Oliva, Daniela croppedI was born and raised in Santiago, the capital of Chile. I attended Diego Portales University to get my bachelor degree, with a major in Political Science. After graduation, my first job was at CIEPLAN, a Chilean think tank focusing on national and Latin American politics and economy. In the following years, I had several and very different jobs: I was an analyst for a market research consulting company; a member of the gender unit for Michelle Bachelet’s Presidential Campaign; a consultant at the Office for the South Cone of Latin America of the International Labor Organization (ILO); and an advisor at the Chilean Ministry of Interior. During this period, I also worked as a teaching assistant, tutor and research assistant at the School of Political Science of my university.

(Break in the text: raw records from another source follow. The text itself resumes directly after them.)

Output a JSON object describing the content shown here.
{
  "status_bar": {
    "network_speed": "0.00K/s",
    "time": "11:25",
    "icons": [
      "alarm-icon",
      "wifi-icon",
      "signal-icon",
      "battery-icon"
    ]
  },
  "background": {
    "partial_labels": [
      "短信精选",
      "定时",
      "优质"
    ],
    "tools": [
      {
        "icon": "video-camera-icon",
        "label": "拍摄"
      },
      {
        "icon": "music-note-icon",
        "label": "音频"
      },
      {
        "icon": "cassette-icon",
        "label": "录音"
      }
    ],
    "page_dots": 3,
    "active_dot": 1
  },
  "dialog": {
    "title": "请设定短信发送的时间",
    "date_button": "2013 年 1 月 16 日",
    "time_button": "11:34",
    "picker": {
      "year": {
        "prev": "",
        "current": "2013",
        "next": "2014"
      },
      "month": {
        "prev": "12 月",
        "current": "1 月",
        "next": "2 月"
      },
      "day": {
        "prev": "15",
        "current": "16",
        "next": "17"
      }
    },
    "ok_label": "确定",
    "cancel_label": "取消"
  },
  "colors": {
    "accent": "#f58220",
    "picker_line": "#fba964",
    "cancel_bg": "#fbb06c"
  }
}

During this past summer, I interned at CARE USA, in their Washington DC office. I worked with the Competitive Bids Unit, elaborating a report that analyzed the FY2017 Congressional Budget Justification for International Affairs and its consequences for the organization’s priorities and funding opportunities.

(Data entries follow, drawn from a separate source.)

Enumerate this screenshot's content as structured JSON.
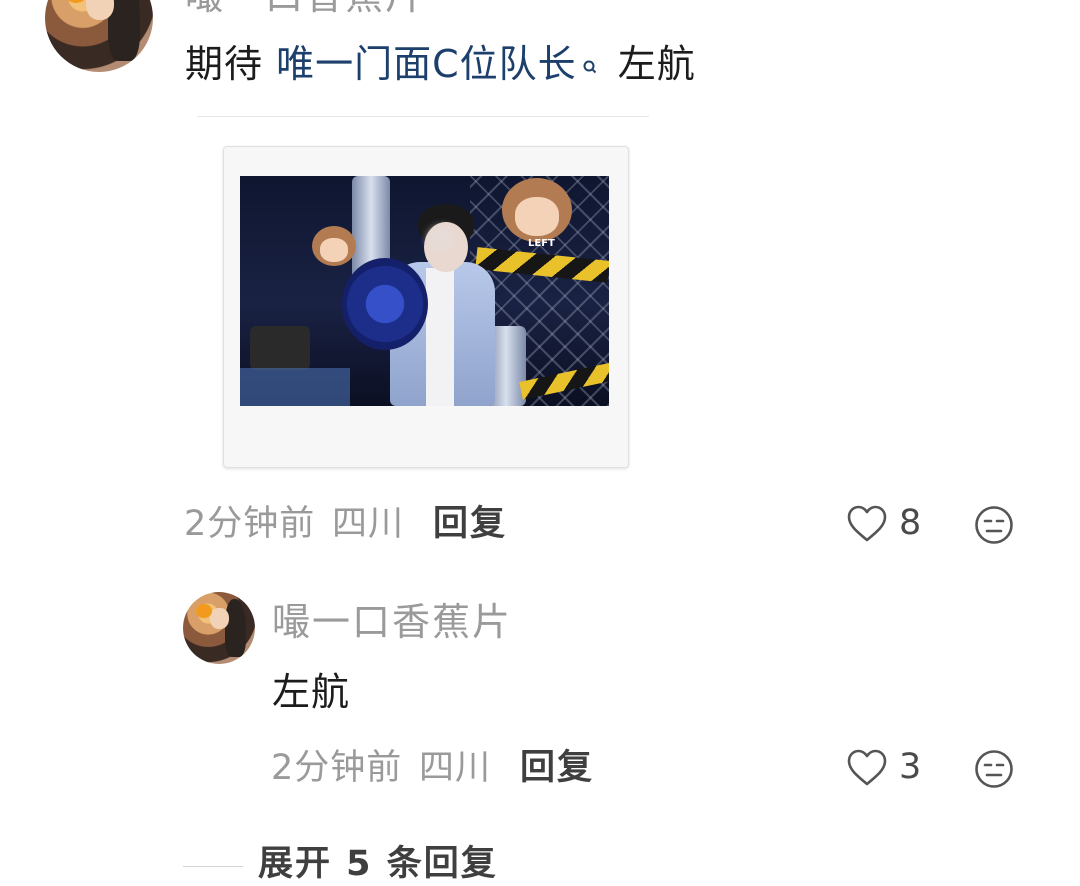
{
  "top_comment": {
    "username": "嘬一口香蕉片",
    "text_prefix": "期待 ",
    "mention": "唯一门面C位队长",
    "mention_icon": "search-icon",
    "text_suffix": " 左航",
    "time": "2分钟前",
    "location": "四川",
    "reply_label": "回复",
    "likes": "8",
    "image_text": "LEFT"
  },
  "reply": {
    "username": "嘬一口香蕉片",
    "text": "左航",
    "time": "2分钟前",
    "location": "四川",
    "reply_label": "回复",
    "likes": "3"
  },
  "expand": {
    "label": "展开 5 条回复"
  },
  "colors": {
    "mention": "#1d3f6b",
    "meta": "#9a9a9a"
  }
}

Currently, my policy focus is on development and inequality, social policy and gender.

Q – Public policy isn’t one of the most obvious career paths. Describe the path that brought you to it. 

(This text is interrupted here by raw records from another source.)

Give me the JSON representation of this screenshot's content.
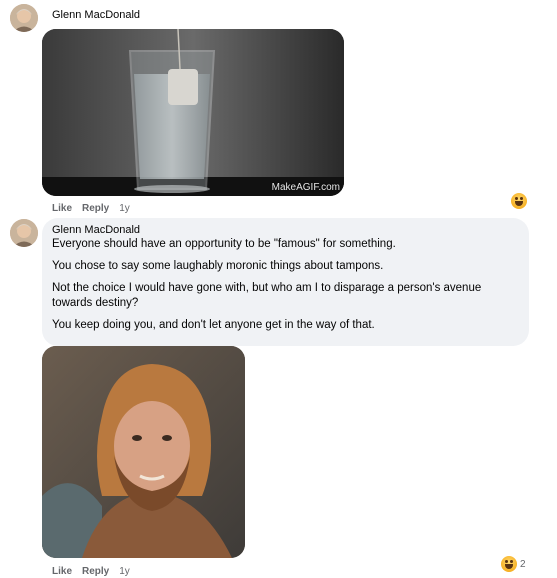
{
  "comment1": {
    "author": "Glenn MacDonald",
    "gif_watermark": "MakeAGIF.com",
    "actions": {
      "like": "Like",
      "reply": "Reply",
      "time": "1y"
    },
    "reaction_icon": "haha-emoji-icon"
  },
  "comment2": {
    "author": "Glenn MacDonald",
    "paragraphs": [
      "Everyone should have an opportunity to be \"famous\" for something.",
      "You chose to say some laughably moronic things about tampons.",
      "Not the choice I would have gone with, but who am I to disparage a person's avenue towards destiny?",
      "You keep doing you, and don't let anyone get in the way of that."
    ],
    "actions": {
      "like": "Like",
      "reply": "Reply",
      "time": "1y"
    },
    "reaction_icon": "haha-emoji-icon",
    "reaction_count": "2"
  }
}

As a political scientist, I had a very intense research-focused and academic training. I spent most of my undergrad period, and some years after graduation, researching about political systems and institutions, elections’ outcomes and women political representation. Even though I care a lot about these issues and I believe they are of great importance for countries and governments, I felt my work, and political science in general, had a very abstract approach and it was directed mainly to other researchers and scholars. I have a genuine interest and passion about inequality and social struggles and I felt that my training in political science was not enough to help communities and vulnerable populations. My experience working for the ILO and later for the Chilean government confirmed this disposition and it became clear to me that I needed training in public policy. My decision to attend policy school, therefore, stemmed from a strong desire to help communities and to contribute to achieving tangible outcomes for them and for the development of my country.

Q – What’s on your reading list this week? What are you doing for homework?

For this week, I have many assignments for my “Social Activism, Democracy, and Globalization: Perspectives of the Global South” class. These include a review and planning assignment, a group presentation and readings related to the theme of trauma, memory, empathy, and everyday violence. I also have a group presentation on Wednesday for my Values and Ethics class.

Q – Favorite quote?

“La gratitud, como ciertas flores, no se da en la altura y mejor reverdece en la tierra buena de los humildes”

In English it can be translated like: “Gratitude, as certain flowers, does not grow in altitude and better grows green again in the good soil of the humble”. It is from José Martí, a Cuban thinker and independence leader.

Q – If you could live anywhere in the world, where would it be?

This might sound like an obvious and boring answer but I would live in Santiago. Or any other Chilean city. The time that I have spent abroad has made me realize how connected I feel with my country and everything that relates to it: my family and loved ones, the food, the people, the natural scenery and the culture. Some things that felt so common like opening the window of my apartment and see the Andes Mountains, now I miss terribly. I haven’t had the chance to go back in more than a year so I’m very excited to visit during the holidays and share some quality time with my friends and family.